Choosing the proper enzyme and optimizing its function:
Within the six major classes of biocatalytic enzymes, there are many natural and now non-natural or recombinant enzyme choices. Just as with any small molecule reaction, an optimal 'stoichiometry' of reagents-to-enzyme catalyst can be determined by DoE practices, automated by synthesis reactors and aided by PAT integrated in process development. Enzymes are biologically evolved to be relatively unstable and amenable to breakdown and recycle. Understanding the practical half-life and stability of any free-, substrate-bound or surface-immobilized enzyme can be critical to the design of proper biocatalysis protocols.
Buffers and Solvents:
Many natural enzymes struggle to cope with organic solvent reactions. A constantly evolving profile of engineered or recombinant enzymes are improving compatibility with organic solvent conditions. Such conditions may not only be amenable, but also advantageous for the reaction efficiency of several small molecule products and by-products and are employed today with greater frequency. Although, use of organic solvents is still not common when the product or by-product of a biocatalytic transformation results in a more traditional biologic molecule such as peptide or antibody conjugates.
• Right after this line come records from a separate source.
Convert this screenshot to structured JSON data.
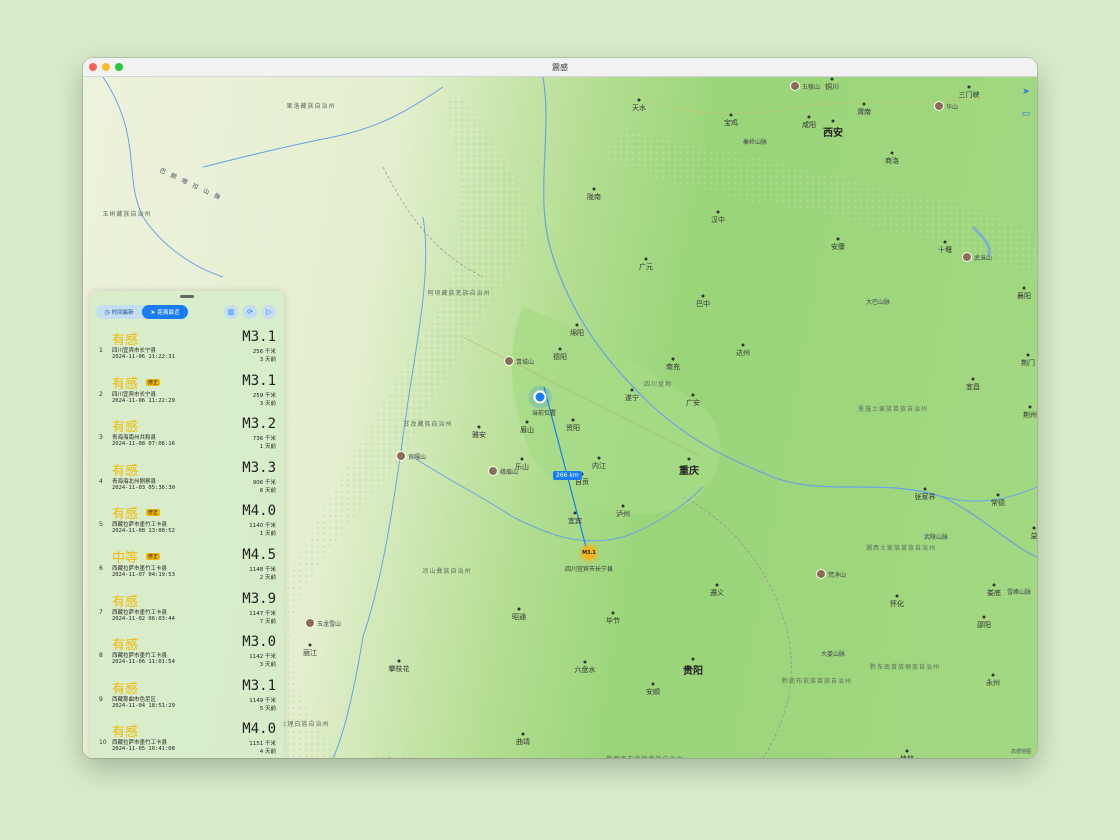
{
  "window": {
    "title": "震感"
  },
  "map": {
    "current_location_label": "当前位置",
    "distance_label": "266 km",
    "quake_marker_label": "M3.1",
    "quake_place_label": "四川宜宾市长宁县",
    "legal": "高德地图",
    "cities": [
      {
        "name": "铜川",
        "big": false
      },
      {
        "name": "西安",
        "big": true
      },
      {
        "name": "渭南",
        "big": false
      },
      {
        "name": "咸阳",
        "big": false
      },
      {
        "name": "宝鸡",
        "big": false
      },
      {
        "name": "天水",
        "big": false
      },
      {
        "name": "三门峡",
        "big": false
      },
      {
        "name": "商洛",
        "big": false
      },
      {
        "name": "陇南",
        "big": false
      },
      {
        "name": "汉中",
        "big": false
      },
      {
        "name": "安康",
        "big": false
      },
      {
        "name": "十堰",
        "big": false
      },
      {
        "name": "广元",
        "big": false
      },
      {
        "name": "巴中",
        "big": false
      },
      {
        "name": "襄阳",
        "big": false
      },
      {
        "name": "绵阳",
        "big": false
      },
      {
        "name": "德阳",
        "big": false
      },
      {
        "name": "南充",
        "big": false
      },
      {
        "name": "达州",
        "big": false
      },
      {
        "name": "遂宁",
        "big": false
      },
      {
        "name": "广安",
        "big": false
      },
      {
        "name": "荆门",
        "big": false
      },
      {
        "name": "眉山",
        "big": false
      },
      {
        "name": "资阳",
        "big": false
      },
      {
        "name": "雅安",
        "big": false
      },
      {
        "name": "宜昌",
        "big": false
      },
      {
        "name": "荆州",
        "big": false
      },
      {
        "name": "重庆",
        "big": true
      },
      {
        "name": "乐山",
        "big": false
      },
      {
        "name": "内江",
        "big": false
      },
      {
        "name": "自贡",
        "big": false
      },
      {
        "name": "泸州",
        "big": false
      },
      {
        "name": "宜宾",
        "big": false
      },
      {
        "name": "张家界",
        "big": false
      },
      {
        "name": "常德",
        "big": false
      },
      {
        "name": "益",
        "big": false
      },
      {
        "name": "遵义",
        "big": false
      },
      {
        "name": "怀化",
        "big": false
      },
      {
        "name": "娄底",
        "big": false
      },
      {
        "name": "昭通",
        "big": false
      },
      {
        "name": "毕节",
        "big": false
      },
      {
        "name": "邵阳",
        "big": false
      },
      {
        "name": "丽江",
        "big": false
      },
      {
        "name": "攀枝花",
        "big": false
      },
      {
        "name": "六盘水",
        "big": false
      },
      {
        "name": "贵阳",
        "big": true
      },
      {
        "name": "安顺",
        "big": false
      },
      {
        "name": "永州",
        "big": false
      },
      {
        "name": "曲靖",
        "big": false
      },
      {
        "name": "桂林",
        "big": false
      }
    ],
    "regions": [
      "果洛藏族自治州",
      "玉树藏族自治州",
      "阿坝藏族羌族自治州",
      "甘孜藏族自治州",
      "恩施土家族苗族自治州",
      "湘西土家族苗族自治州",
      "凉山彝族自治州",
      "黔东南苗族侗族自治州",
      "黔南布依族苗族自治州",
      "大理白族自治州",
      "黔西南布依族苗族自治州",
      "楚雄彝族自治州",
      "四川盆地"
    ],
    "mountains": [
      "巴颜喀拉山脉",
      "秦岭山脉",
      "大巴山脉",
      "武陵山脉",
      "雪峰山脉",
      "大娄山脉"
    ],
    "pois": [
      "五稜山",
      "华山",
      "武当山",
      "青城山",
      "峨眉山",
      "贡嘎山",
      "梵净山",
      "玉龙雪山"
    ]
  },
  "panel": {
    "seg_time": "时间最新",
    "seg_distance": "距离最近",
    "earthquakes": [
      {
        "idx": "1",
        "level": "有感",
        "tag": "",
        "place": "四川宜宾市长宁县",
        "time": "2024-11-06 11:22:31",
        "mag": "M3.1",
        "dist": "256 千米",
        "ago": "3 天前"
      },
      {
        "idx": "2",
        "level": "有感",
        "tag": "修正",
        "place": "四川宜宾市长宁县",
        "time": "2024-11-06 11:22:29",
        "mag": "M3.1",
        "dist": "259 千米",
        "ago": "3 天前"
      },
      {
        "idx": "3",
        "level": "有感",
        "tag": "",
        "place": "青海海南州共和县",
        "time": "2024-11-08 07:06:16",
        "mag": "M3.2",
        "dist": "736 千米",
        "ago": "1 天前"
      },
      {
        "idx": "4",
        "level": "有感",
        "tag": "",
        "place": "青海海北州刚察县",
        "time": "2024-11-03 05:36:30",
        "mag": "M3.3",
        "dist": "906 千米",
        "ago": "6 天前"
      },
      {
        "idx": "5",
        "level": "有感",
        "tag": "修正",
        "place": "西藏拉萨市墨竹工卡县",
        "time": "2024-11-08 13:00:52",
        "mag": "M4.0",
        "dist": "1140 千米",
        "ago": "1 天前"
      },
      {
        "idx": "6",
        "level": "中等",
        "tag": "修正",
        "place": "西藏拉萨市墨竹工卡县",
        "time": "2024-11-07 04:19:53",
        "mag": "M4.5",
        "dist": "1148 千米",
        "ago": "2 天前"
      },
      {
        "idx": "7",
        "level": "有感",
        "tag": "",
        "place": "西藏拉萨市墨竹工卡县",
        "time": "2024-11-02 06:03:44",
        "mag": "M3.9",
        "dist": "1147 千米",
        "ago": "7 天前"
      },
      {
        "idx": "8",
        "level": "有感",
        "tag": "",
        "place": "西藏拉萨市墨竹工卡县",
        "time": "2024-11-06 11:01:54",
        "mag": "M3.0",
        "dist": "1142 千米",
        "ago": "3 天前"
      },
      {
        "idx": "9",
        "level": "有感",
        "tag": "",
        "place": "西藏那曲市色尼区",
        "time": "2024-11-04 18:51:29",
        "mag": "M3.1",
        "dist": "1149 千米",
        "ago": "5 天前"
      },
      {
        "idx": "10",
        "level": "有感",
        "tag": "",
        "place": "西藏拉萨市墨竹工卡县",
        "time": "2024-11-05 10:41:08",
        "mag": "M4.0",
        "dist": "1151 千米",
        "ago": "4 天前"
      }
    ]
  },
  "colors": {
    "accent": "#1a7cf4",
    "level_felt": "#f2b705",
    "map_green": "#9ad57a"
  },
  "icons": [
    "clock-icon",
    "location-arrow-icon",
    "chart-icon",
    "refresh-icon",
    "play-icon",
    "compass-arrow-icon",
    "map-mode-icon"
  ]
}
In the past, industrial oligonucleotide synthesis has struggled to employ biocatalysis due to the need for modified phosphoramidite monomers which are not compatible with natural polymerases and other DNA/RNA replicating enzymes. The use of some organic solvent conditions are also starting to be explored along with an emergence of industrial suited recombinant enzymes which are capable of catalyzing reactions in organic solvent environments and/or utilizing modified phosphoramidites in oligonucleotide synthesis.
Process parameters – pH:
Natural or recombinant enzymes are still biological molecules governed in their own structure and functions through extensive intramolecular electrostatic interactions and also affected by the presence of co-factors, co-enzymes, or other allosteric effectors. It is well known that enzymes generally operate best within narrow pH ranges and tolerate pH variation <0.5 pH units. Thus, pH control is often a critical parameter for consideration for many biocatalytic reactions and may be difficult or tedious to control manually. The product or by-products of a biocatalytic reaction can also be affected by the control of reagent stoichiometry and other free acids or bases, each of which is driven by a balance of their collective, net pKa; too far outside of an ideal operational space and the reactions may be adversely effected.
Process parameters – Temperature:
Natural enzymes, and the recombinant counterparts engineered from them, have evolved to function efficiently at specific temperatures with fairly tight ranges. Temperature may not always be difficult to control but it is always important to get correct. Deviations may cause changes in reaction kinetics, product yield or other critical process outcomes.
Process parameters – Dissolved Oxygen:
Especially important for oxygenation and reduction reactions, this critical process parameter is usually controlled by sparge or headspace dosing of oxygen or inert gas. It then becomes critical to optimize the quantity and mass transfer (or kLA) of dissolved oxygen into the reaction mixture to ensure that oxidoreductase enzymes can operate at peak efficiency and mitigates risks of unwanted by-product formation.
Process parameters – mixing, fluid dynamics and gases
On the surface a 'well mixed reaction' ensures homogeneity and even reaction kinetics. But mixing also hides potential pitfalls which can easily be overlooked. The use of a proper mixing apparatus can have a great affect on the life cycle of biocatalytic enzymes, especially over long duration or flow chemistry or perfusion style runs. Scale-up from early process development may be especially susceptible if mixing is insufficiently characterized; likely to utilize a simple glass beaker set up on a stir plate with magnetic stir bar or another high sheer method of mixing and may result in poor reaction kinetics but may also be a cause of time-dependent reaction efficiency decreases.
Mixing is also critical for another parameter already addressed, gas distribution and mass transfer. Combined with optimization of the gas dosing/ sparging method, mixing conditions significantly affect the concentration and absorption of gases into the biocatalytic reaction.